Erwin Schrödinger’s cat first appeared in 1935. It may still be alive. It’s hard to say.
That kitty revealed a world where cause and effect do not work the way we expect.
This may blow your mind a little.
I wrote about the cat in my book, Is the World Running Down? (1988), pp. 27-28. You can download for free it here.
If you think that cat is mind-blowing, wait until you read about Bell’s theorem.
Schrodinger's question hinges not on the cat's actual state, but our perception (or lack thereof) of the cat's state. The cat is either dead or alive. There is no "both" option, regardless of what information is available.
The really interesting debate comes about when we consider how to apply the question to economics. When is it best to continue to invest in a project given an unknown peak or failure of that project (the cat's death)? What is the emotional attachment to the cat, or the investment? If the investment is doomed, yet still viable, should we divest?
An interesting discussion to say the least.
Schrodinger gets pulled over by the police to search his car boot:

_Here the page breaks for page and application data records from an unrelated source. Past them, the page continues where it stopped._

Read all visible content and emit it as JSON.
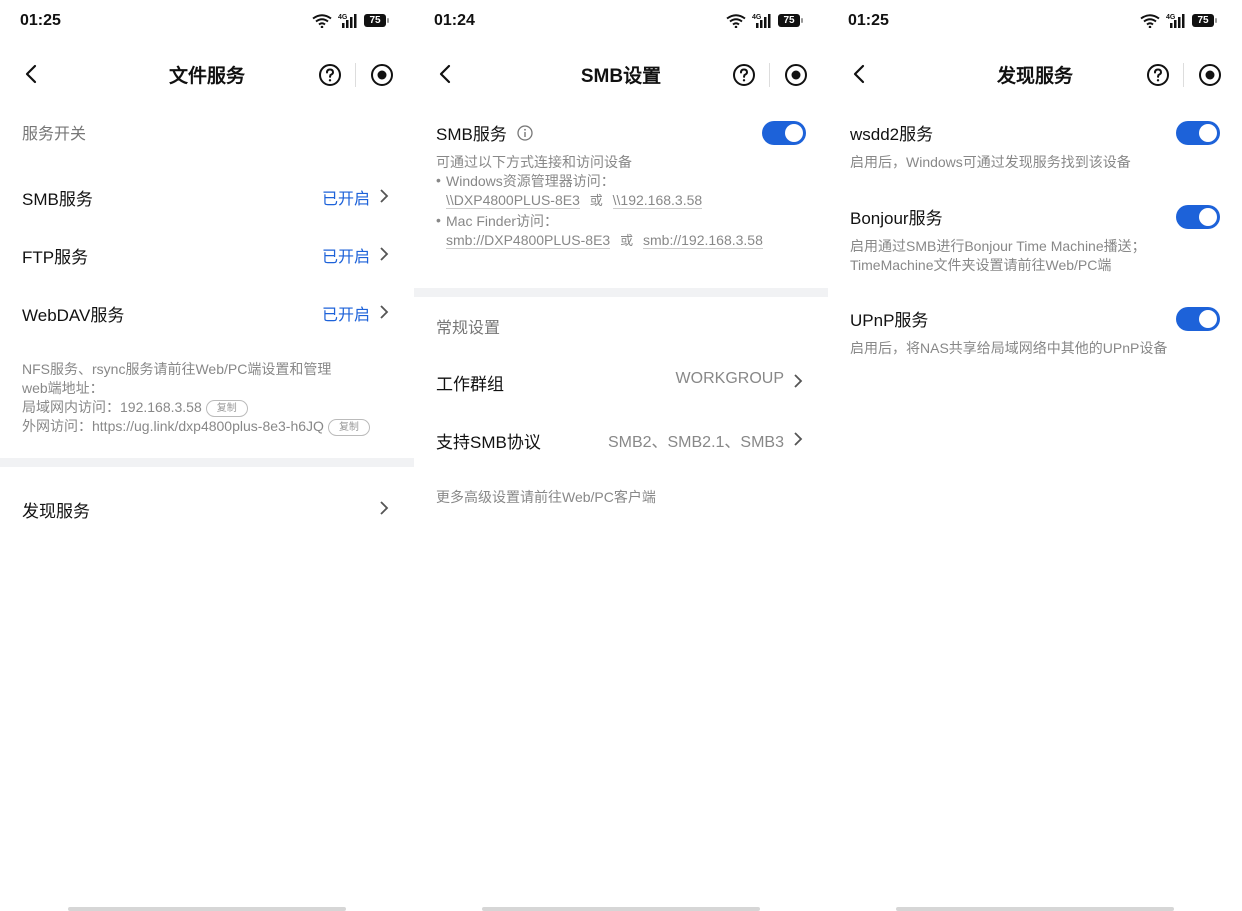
{
  "screen1": {
    "time": "01:25",
    "battery": "75",
    "title": "文件服务",
    "section_label": "服务开关",
    "rows": [
      {
        "label": "SMB服务",
        "value": "已开启"
      },
      {
        "label": "FTP服务",
        "value": "已开启"
      },
      {
        "label": "WebDAV服务",
        "value": "已开启"
      }
    ],
    "note_line1": "NFS服务、rsync服务请前往Web/PC端设置和管理",
    "note_line2": "web端地址：",
    "lan_label": "局域网内访问：",
    "lan_value": "192.168.3.58",
    "wan_label": "外网访问：",
    "wan_value": "https://ug.link/dxp4800plus-8e3-h6JQ",
    "copy_label": "复制",
    "discovery_label": "发现服务"
  },
  "screen2": {
    "time": "01:24",
    "battery": "75",
    "title": "SMB设置",
    "smb_service_label": "SMB服务",
    "smb_desc": "可通过以下方式连接和访问设备",
    "windows_label": "Windows资源管理器访问：",
    "windows_path1": "\\\\DXP4800PLUS-8E3",
    "or_label": "或",
    "windows_path2": "\\\\192.168.3.58",
    "mac_label": "Mac Finder访问：",
    "mac_path1": "smb://DXP4800PLUS-8E3",
    "mac_path2": "smb://192.168.3.58",
    "general_label": "常规设置",
    "workgroup_label": "工作群组",
    "workgroup_value": "WORKGROUP",
    "protocol_label": "支持SMB协议",
    "protocol_value": "SMB2、SMB2.1、SMB3",
    "more_note": "更多高级设置请前往Web/PC客户端"
  },
  "screen3": {
    "time": "01:25",
    "battery": "75",
    "title": "发现服务",
    "items": [
      {
        "title": "wsdd2服务",
        "desc1": "启用后，Windows可通过发现服务找到该设备",
        "desc2": ""
      },
      {
        "title": "Bonjour服务",
        "desc1": "启用通过SMB进行Bonjour Time Machine播送；",
        "desc2": "TimeMachine文件夹设置请前往Web/PC端"
      },
      {
        "title": "UPnP服务",
        "desc1": "启用后，将NAS共享给局域网络中其他的UPnP设备",
        "desc2": ""
      }
    ]
  },
  "colors": {
    "accent": "#1d62d9",
    "muted": "#888888",
    "band": "#f1f2f4"
  },
  "icons": [
    "wifi-icon",
    "signal-4g-icon",
    "battery-icon",
    "back-arrow-icon",
    "help-circle-icon",
    "record-icon",
    "chevron-right-icon",
    "info-icon"
  ]
}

"Sir, there's a dead body in here"… to which Schrodinger replies: "There is now!"